How I learned to love forgetting?
New Theory of Disuse
I’ve heard people say they only have enough room in their head for ‘x’ number of facts or they will loose what they already know. There is a common perception that we have finite storage and what we don’t use will decay and ‘fall out of our head’, that we build our memories in a somewhat linear fashion and that repeated learning and recall keeps these memories to the forefront. What if I was to tell you that forgetting would help your memory.
In this video on New Theory of Disuse by Bjork he presents a few interesting concepts:
- We have unlimited storage capacity
- Learning in different environments improves recall, and especially if the same material is presented to us in different contexts.
- Forgetting helps your memory, Bjork talks about two indices of memory strength: Storage Strength (SS – how well something is learned) and Retrieval Strength (RS – how accessible something is). The examples below show why forgetting actually helps you SS and RS.
Bjork gives four examples:
“If something is well learned (e.g. the address where you have lived for several years), it has both high SS and high RS: You know it well and can retrieve it readily. The address of a friend that you visited for the first time this afternoon, however, may only have high RS (and low SS) because the address, although practiced recently, was not well learned. Thus, although you know the address now, you will be unlikely to be able to recall it in a few days because RS will decrease over time, especially for information with low SS. Sometimes information has high SS (due to it having been well learned), but cannot be retrieved (e.g., the address where you lived as a child). If you were provided with this address again, however, you would have the feeling that that information was somewhere in the recesses of your memory, and in fact, you would be likely to relearn it very quickly. Finally, information can have both low RS and low SS. This information would include things that you heard in class earlier today, but did not learn well and cannot recall now.”

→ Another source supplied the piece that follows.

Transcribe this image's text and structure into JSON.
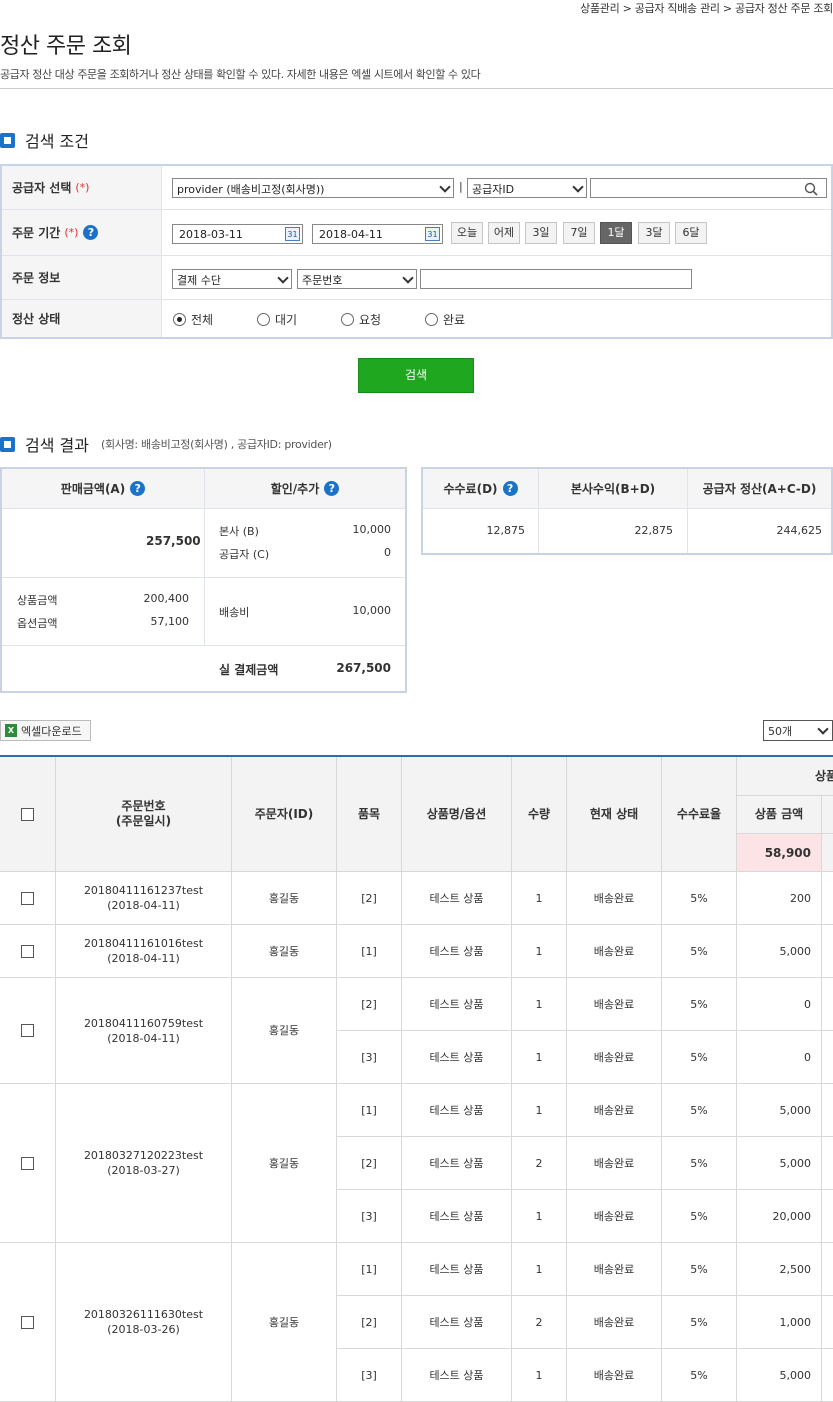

The New Theory of Disuse describes interesting ways in which RS and SS interact. With the above example of a childhood address where SS was high and RS was low consequent restudy gives a huge boost to RS. Whereas the opposite is true where SS is small and you keep restudying a topic so the RS is high. A prime example would be rote learning a list of facts, simply repeating to-be-learned information over and over again is not very helpful. You need to form deeper connections to improve long-term retention.
So learn to love forgetting.
“Because humans have unlimited storage capacity, having total recall would be a mess.”